→ **What you need to do**: Output every record exactly and leave each picture out.

→ **Supplied records**:
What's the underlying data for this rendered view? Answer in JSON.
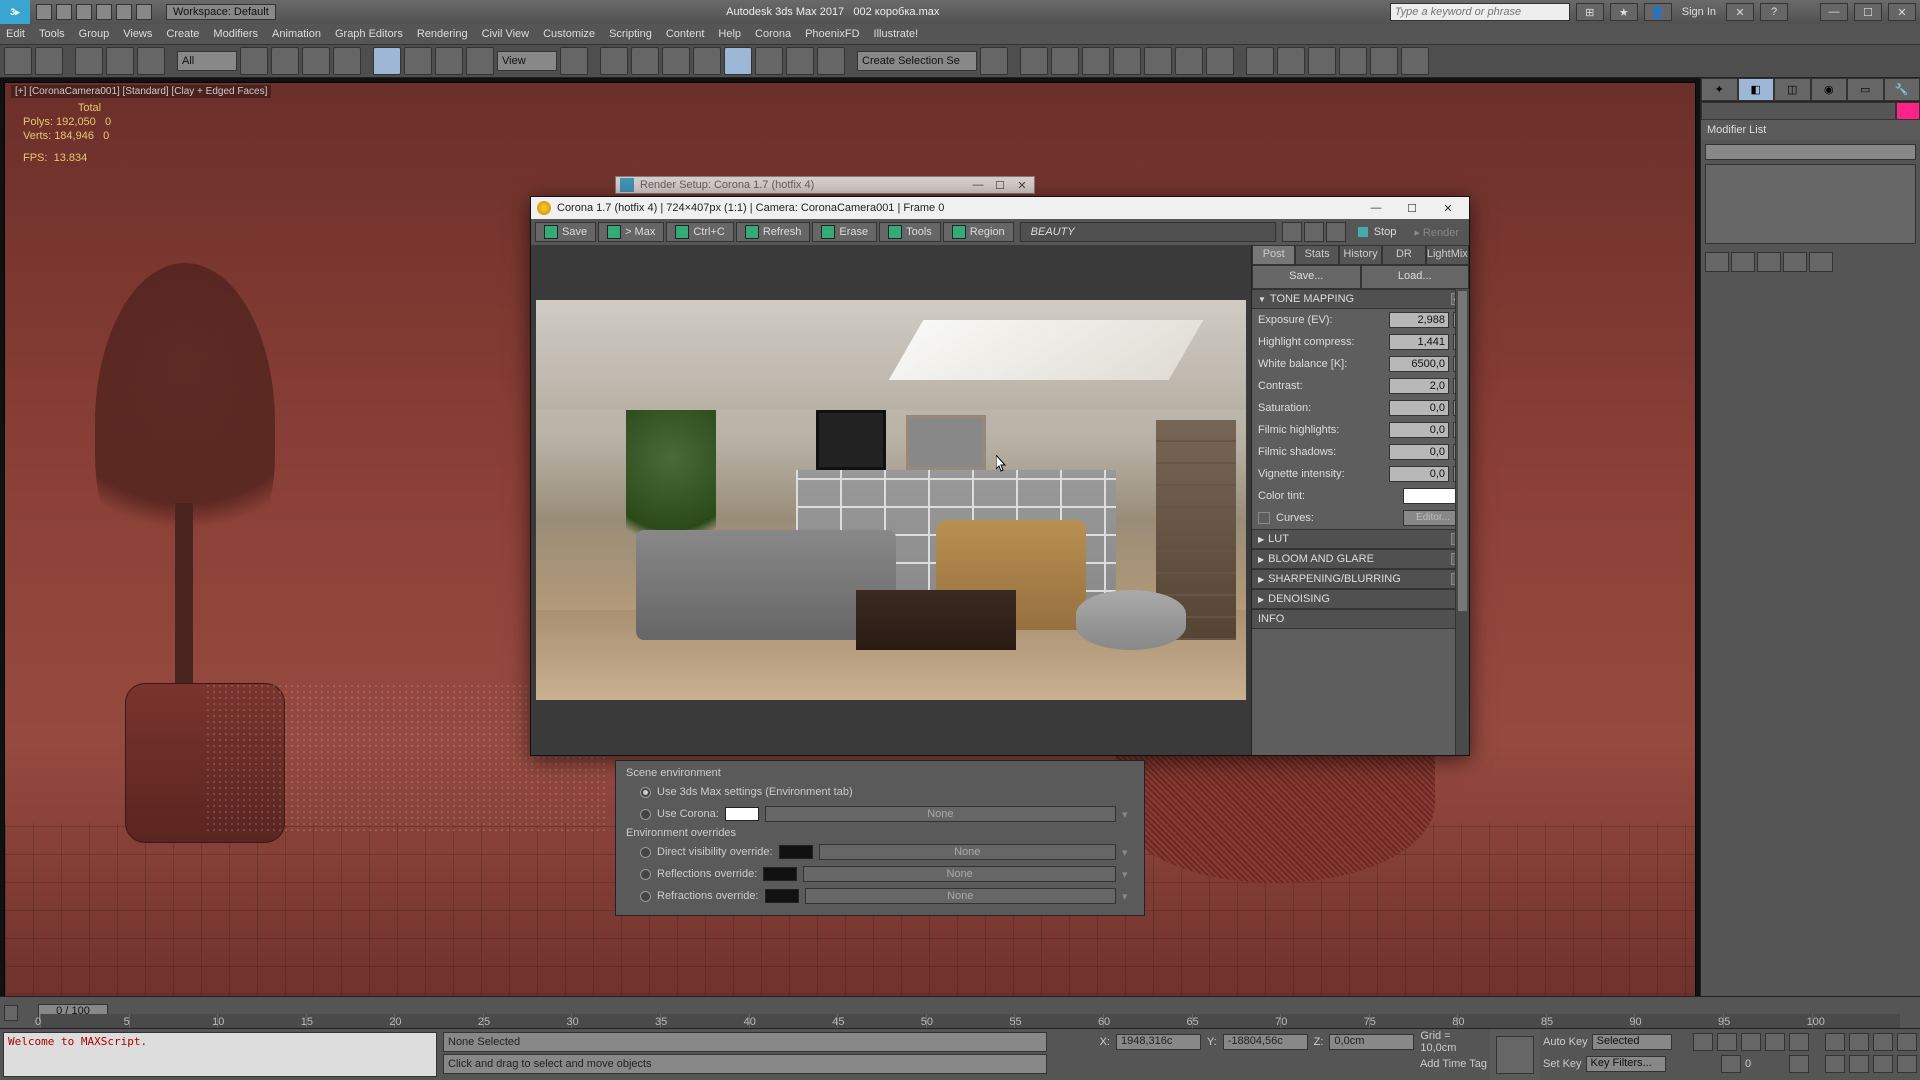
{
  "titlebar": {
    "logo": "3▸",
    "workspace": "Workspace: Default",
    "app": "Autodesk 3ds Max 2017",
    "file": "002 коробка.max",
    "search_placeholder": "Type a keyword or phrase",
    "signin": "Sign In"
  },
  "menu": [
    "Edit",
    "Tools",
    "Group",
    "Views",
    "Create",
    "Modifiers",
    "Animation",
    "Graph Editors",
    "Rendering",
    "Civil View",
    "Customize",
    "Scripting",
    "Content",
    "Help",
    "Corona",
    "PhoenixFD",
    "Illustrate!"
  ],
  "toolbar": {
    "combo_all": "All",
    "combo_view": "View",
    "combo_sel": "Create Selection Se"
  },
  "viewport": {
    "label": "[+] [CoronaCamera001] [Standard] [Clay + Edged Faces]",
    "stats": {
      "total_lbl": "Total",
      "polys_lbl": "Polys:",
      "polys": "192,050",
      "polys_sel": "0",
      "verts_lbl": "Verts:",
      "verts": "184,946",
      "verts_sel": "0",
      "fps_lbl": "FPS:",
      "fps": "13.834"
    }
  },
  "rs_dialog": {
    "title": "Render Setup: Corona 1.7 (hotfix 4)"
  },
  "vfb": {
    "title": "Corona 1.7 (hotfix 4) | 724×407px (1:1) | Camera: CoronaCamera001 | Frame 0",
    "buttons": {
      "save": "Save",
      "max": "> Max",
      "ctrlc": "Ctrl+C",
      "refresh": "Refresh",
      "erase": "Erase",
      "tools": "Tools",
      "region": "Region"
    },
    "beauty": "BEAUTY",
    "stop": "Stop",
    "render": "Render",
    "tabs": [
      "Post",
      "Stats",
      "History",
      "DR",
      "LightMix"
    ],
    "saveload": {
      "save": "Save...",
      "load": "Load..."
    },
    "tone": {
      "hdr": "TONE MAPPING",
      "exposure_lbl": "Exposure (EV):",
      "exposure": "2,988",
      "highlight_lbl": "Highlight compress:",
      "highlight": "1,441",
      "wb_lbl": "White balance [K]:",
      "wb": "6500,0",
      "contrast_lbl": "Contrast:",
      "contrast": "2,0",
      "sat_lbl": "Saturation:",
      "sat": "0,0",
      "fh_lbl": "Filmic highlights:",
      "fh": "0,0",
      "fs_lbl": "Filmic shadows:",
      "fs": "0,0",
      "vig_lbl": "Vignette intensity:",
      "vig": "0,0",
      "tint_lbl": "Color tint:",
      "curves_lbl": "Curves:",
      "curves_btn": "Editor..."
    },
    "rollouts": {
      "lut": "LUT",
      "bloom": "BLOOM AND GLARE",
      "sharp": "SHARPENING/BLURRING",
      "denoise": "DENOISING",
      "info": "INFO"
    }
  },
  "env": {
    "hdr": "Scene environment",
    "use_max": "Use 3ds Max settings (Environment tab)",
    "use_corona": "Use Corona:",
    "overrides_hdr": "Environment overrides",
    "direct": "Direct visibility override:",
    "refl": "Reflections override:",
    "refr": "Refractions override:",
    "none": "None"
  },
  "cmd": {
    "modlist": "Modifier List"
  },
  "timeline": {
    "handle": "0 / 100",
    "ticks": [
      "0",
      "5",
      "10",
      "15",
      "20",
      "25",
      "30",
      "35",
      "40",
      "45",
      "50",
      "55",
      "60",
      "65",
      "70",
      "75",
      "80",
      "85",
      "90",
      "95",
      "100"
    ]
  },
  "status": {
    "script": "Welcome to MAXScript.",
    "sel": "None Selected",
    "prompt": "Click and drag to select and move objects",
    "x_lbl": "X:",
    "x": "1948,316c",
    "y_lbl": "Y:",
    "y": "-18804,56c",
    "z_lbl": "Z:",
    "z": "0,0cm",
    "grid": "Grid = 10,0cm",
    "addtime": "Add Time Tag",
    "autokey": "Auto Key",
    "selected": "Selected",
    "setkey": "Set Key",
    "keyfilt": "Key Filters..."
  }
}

→ **Reply to the task**:
What's the underlying data for this rendered view? Answer in JSON.
{
  "titlebar": {
    "logo": "3▸",
    "workspace": "Workspace: Default",
    "app": "Autodesk 3ds Max 2017",
    "file": "002 коробка.max",
    "search_placeholder": "Type a keyword or phrase",
    "signin": "Sign In"
  },
  "menu": [
    "Edit",
    "Tools",
    "Group",
    "Views",
    "Create",
    "Modifiers",
    "Animation",
    "Graph Editors",
    "Rendering",
    "Civil View",
    "Customize",
    "Scripting",
    "Content",
    "Help",
    "Corona",
    "PhoenixFD",
    "Illustrate!"
  ],
  "toolbar": {
    "combo_all": "All",
    "combo_view": "View",
    "combo_sel": "Create Selection Se"
  },
  "viewport": {
    "label": "[+] [CoronaCamera001] [Standard] [Clay + Edged Faces]",
    "stats": {
      "total_lbl": "Total",
      "polys_lbl": "Polys:",
      "polys": "192,050",
      "polys_sel": "0",
      "verts_lbl": "Verts:",
      "verts": "184,946",
      "verts_sel": "0",
      "fps_lbl": "FPS:",
      "fps": "13.834"
    }
  },
  "rs_dialog": {
    "title": "Render Setup: Corona 1.7 (hotfix 4)"
  },
  "vfb": {
    "title": "Corona 1.7 (hotfix 4) | 724×407px (1:1) | Camera: CoronaCamera001 | Frame 0",
    "buttons": {
      "save": "Save",
      "max": "> Max",
      "ctrlc": "Ctrl+C",
      "refresh": "Refresh",
      "erase": "Erase",
      "tools": "Tools",
      "region": "Region"
    },
    "beauty": "BEAUTY",
    "stop": "Stop",
    "render": "Render",
    "tabs": [
      "Post",
      "Stats",
      "History",
      "DR",
      "LightMix"
    ],
    "saveload": {
      "save": "Save...",
      "load": "Load..."
    },
    "tone": {
      "hdr": "TONE MAPPING",
      "exposure_lbl": "Exposure (EV):",
      "exposure": "2,988",
      "highlight_lbl": "Highlight compress:",
      "highlight": "1,441",
      "wb_lbl": "White balance [K]:",
      "wb": "6500,0",
      "contrast_lbl": "Contrast:",
      "contrast": "2,0",
      "sat_lbl": "Saturation:",
      "sat": "0,0",
      "fh_lbl": "Filmic highlights:",
      "fh": "0,0",
      "fs_lbl": "Filmic shadows:",
      "fs": "0,0",
      "vig_lbl": "Vignette intensity:",
      "vig": "0,0",
      "tint_lbl": "Color tint:",
      "curves_lbl": "Curves:",
      "curves_btn": "Editor..."
    },
    "rollouts": {
      "lut": "LUT",
      "bloom": "BLOOM AND GLARE",
      "sharp": "SHARPENING/BLURRING",
      "denoise": "DENOISING",
      "info": "INFO"
    }
  },
  "env": {
    "hdr": "Scene environment",
    "use_max": "Use 3ds Max settings (Environment tab)",
    "use_corona": "Use Corona:",
    "overrides_hdr": "Environment overrides",
    "direct": "Direct visibility override:",
    "refl": "Reflections override:",
    "refr": "Refractions override:",
    "none": "None"
  },
  "cmd": {
    "modlist": "Modifier List"
  },
  "timeline": {
    "handle": "0 / 100",
    "ticks": [
      "0",
      "5",
      "10",
      "15",
      "20",
      "25",
      "30",
      "35",
      "40",
      "45",
      "50",
      "55",
      "60",
      "65",
      "70",
      "75",
      "80",
      "85",
      "90",
      "95",
      "100"
    ]
  },
  "status": {
    "script": "Welcome to MAXScript.",
    "sel": "None Selected",
    "prompt": "Click and drag to select and move objects",
    "x_lbl": "X:",
    "x": "1948,316c",
    "y_lbl": "Y:",
    "y": "-18804,56c",
    "z_lbl": "Z:",
    "z": "0,0cm",
    "grid": "Grid = 10,0cm",
    "addtime": "Add Time Tag",
    "autokey": "Auto Key",
    "selected": "Selected",
    "setkey": "Set Key",
    "keyfilt": "Key Filters..."
  }
}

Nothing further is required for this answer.